NetApp replaces longtime CEO; shares tumble
Posted August 19, 2009 4:47 p.m. EDT
Updated August 19, 2009 10:23 p.m. EDT
SUNNYVALE, Calif. — Data storage company NetApp Inc. (Nasdaq: NTAP) said Wednesday its fiscal first-quarter profit grew even as revenue inched lower, as proceeds from the cancellation of its failed buyout of Data Domain helped boost results.
The company also named Tom Georgens as president and CEO, replacing Dan Warmenhoven, effective immediately.

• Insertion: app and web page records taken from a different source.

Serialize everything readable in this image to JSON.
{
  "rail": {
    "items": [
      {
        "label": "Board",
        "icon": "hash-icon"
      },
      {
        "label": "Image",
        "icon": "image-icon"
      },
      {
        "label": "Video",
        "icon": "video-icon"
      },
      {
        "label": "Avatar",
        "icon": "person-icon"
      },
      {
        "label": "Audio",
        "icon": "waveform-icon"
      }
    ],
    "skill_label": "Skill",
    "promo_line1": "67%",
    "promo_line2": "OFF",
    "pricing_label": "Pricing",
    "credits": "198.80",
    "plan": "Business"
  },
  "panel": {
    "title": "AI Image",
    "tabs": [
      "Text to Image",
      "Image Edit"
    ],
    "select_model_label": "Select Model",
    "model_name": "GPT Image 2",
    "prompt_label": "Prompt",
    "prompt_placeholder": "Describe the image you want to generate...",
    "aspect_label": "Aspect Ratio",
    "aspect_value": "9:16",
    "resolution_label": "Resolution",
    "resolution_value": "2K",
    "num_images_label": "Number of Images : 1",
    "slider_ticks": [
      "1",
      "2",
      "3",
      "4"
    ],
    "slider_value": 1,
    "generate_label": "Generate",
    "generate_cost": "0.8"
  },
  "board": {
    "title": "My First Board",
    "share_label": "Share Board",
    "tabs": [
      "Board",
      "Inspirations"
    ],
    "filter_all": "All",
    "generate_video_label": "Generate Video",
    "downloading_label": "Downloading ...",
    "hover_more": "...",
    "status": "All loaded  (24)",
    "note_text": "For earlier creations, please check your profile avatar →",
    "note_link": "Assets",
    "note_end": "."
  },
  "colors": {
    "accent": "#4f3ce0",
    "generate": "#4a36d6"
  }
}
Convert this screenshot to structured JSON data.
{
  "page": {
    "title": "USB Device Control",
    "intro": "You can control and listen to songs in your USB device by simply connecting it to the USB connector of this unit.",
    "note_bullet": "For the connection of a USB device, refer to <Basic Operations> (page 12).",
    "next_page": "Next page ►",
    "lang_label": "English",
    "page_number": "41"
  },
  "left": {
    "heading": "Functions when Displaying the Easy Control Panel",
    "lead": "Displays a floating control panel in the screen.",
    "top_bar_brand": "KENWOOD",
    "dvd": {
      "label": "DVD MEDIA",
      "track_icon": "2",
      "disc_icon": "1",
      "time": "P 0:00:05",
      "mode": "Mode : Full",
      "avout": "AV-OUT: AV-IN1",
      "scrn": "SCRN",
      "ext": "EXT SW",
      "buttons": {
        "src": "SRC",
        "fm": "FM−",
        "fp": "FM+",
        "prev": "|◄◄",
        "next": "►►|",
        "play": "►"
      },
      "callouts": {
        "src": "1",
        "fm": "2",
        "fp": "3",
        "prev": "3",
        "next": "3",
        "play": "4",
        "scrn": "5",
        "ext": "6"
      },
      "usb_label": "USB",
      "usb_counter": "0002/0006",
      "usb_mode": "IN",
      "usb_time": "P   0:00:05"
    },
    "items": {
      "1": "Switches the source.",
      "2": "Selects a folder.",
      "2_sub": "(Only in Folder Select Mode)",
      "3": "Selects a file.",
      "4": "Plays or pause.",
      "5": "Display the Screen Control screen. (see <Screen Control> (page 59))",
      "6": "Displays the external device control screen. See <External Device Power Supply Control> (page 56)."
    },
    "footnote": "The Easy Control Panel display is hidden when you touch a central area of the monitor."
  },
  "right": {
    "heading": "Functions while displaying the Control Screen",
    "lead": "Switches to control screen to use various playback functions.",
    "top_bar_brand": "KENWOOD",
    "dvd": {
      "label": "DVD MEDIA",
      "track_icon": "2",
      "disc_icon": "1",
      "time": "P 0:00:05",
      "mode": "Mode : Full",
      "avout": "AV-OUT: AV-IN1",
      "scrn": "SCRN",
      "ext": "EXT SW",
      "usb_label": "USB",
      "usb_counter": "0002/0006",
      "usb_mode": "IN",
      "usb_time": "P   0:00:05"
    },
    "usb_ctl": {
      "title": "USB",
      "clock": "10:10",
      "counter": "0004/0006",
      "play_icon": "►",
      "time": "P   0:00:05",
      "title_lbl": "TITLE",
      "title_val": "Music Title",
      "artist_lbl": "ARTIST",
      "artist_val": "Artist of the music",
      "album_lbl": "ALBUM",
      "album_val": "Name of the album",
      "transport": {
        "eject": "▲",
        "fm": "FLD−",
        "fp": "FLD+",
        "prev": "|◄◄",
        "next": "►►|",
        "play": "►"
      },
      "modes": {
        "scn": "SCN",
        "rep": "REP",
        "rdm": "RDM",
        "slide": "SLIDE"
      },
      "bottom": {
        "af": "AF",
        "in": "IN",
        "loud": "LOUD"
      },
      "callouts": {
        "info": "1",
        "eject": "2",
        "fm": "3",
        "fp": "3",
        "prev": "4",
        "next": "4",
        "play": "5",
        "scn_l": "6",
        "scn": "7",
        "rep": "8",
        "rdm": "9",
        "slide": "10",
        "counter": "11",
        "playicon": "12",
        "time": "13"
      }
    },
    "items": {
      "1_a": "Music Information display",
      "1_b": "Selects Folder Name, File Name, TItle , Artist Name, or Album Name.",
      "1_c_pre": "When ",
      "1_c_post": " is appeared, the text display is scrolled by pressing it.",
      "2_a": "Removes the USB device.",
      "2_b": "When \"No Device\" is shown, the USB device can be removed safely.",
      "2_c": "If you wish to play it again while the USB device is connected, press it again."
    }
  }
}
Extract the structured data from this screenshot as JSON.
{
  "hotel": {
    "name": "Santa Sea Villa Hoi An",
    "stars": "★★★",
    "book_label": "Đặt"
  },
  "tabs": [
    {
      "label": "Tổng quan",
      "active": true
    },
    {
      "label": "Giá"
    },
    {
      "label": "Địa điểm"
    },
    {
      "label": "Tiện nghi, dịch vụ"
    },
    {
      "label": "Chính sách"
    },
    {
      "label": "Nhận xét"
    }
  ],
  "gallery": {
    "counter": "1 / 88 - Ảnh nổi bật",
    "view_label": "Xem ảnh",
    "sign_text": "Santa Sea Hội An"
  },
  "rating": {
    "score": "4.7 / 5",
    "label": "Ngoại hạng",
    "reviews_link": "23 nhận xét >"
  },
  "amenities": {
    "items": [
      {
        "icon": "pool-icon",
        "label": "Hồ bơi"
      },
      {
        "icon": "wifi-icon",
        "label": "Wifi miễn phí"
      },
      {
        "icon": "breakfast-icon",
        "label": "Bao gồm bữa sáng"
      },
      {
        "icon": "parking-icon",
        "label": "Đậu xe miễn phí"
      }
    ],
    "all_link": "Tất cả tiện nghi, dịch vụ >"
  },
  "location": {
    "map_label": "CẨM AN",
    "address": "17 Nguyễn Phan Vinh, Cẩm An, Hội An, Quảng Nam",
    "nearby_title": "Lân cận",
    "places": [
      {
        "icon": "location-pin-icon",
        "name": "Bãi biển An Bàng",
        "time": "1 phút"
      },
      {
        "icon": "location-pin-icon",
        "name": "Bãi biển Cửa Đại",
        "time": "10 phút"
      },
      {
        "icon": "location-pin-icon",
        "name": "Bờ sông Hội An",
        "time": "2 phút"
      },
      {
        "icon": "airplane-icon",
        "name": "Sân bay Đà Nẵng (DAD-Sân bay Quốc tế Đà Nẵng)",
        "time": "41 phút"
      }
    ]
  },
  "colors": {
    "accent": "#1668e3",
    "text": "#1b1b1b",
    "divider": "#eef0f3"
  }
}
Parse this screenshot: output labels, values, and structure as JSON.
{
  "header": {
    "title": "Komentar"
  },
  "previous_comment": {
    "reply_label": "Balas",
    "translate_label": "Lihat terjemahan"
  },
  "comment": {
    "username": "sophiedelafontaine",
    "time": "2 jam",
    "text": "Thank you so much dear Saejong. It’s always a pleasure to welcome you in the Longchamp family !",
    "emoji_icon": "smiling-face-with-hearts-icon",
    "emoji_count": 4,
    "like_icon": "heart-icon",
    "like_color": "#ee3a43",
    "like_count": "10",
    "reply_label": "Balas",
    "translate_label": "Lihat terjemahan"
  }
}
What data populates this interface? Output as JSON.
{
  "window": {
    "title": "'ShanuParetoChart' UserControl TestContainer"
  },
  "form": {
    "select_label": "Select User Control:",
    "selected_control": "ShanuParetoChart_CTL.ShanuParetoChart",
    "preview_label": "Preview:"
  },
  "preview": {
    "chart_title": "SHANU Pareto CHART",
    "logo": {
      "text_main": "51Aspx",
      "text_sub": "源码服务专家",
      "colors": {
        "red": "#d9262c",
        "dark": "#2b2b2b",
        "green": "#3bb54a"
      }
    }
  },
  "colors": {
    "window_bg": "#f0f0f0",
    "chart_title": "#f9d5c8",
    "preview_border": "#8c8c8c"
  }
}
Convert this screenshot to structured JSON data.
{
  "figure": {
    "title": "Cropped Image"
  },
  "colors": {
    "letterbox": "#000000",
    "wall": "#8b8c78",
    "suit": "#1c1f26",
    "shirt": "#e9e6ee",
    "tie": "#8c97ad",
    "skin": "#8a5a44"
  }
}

The company said the transition is "the result of a management succession process."
In an interview with Reuters, Warmenhoven, 58, said he had planned to retire at age 60. he has run NetApp for 15 years.
"The economic issues of the past year have calmed down," he said. "The business is a little bit more predictable,"
Warmenhoven also raved about Georgens in an interview with Bloomberg.
“He’s wicked smart, and he’s very dedicated,” Warmenhoven said. “He’s just the perfect guy for the job.”
Despite the warm words, the unexpected news drove NetApp shares down 3 percent, or 76 cents, to $22.13 in after-hours trading.
NetApp employs some 700 people in Research Triangle Park, N.C.
Warmenhoven, a former executive at IBM, at one time lived in North Raleigh.
For the quarter ended July 31, NetApp earned $51.7 million, or 15 cents per share, up 49 percent form $34.7 million, or 10 cents per share, in the same period a year earlier.
Adjusted earnings were 22 cents per share in the latest quarter.
Revenue fell 4 percent to $838 million from $868.8 million.
Analysts, on average, were expecting a profit of 20 cents per share on sales of $828.3 million, according to a survey by Thomson Reuters. Analysts typically exclude one-time items from their estimates.
"Given the economic backdrop, NetApp performed well in the first quarter," Georgens said in a statement.
The quarter's operating expenses were lower than in the year-ago period, helped by proceeds from the termination of the Data Domain deal in which storage rival EMC defeated NetApp during a lengthy bidding war.
Shares fell 94 cents, or 4.1 percent, to $21.95 in after-hours trading. The stock had closed up 4 cents at $22.89.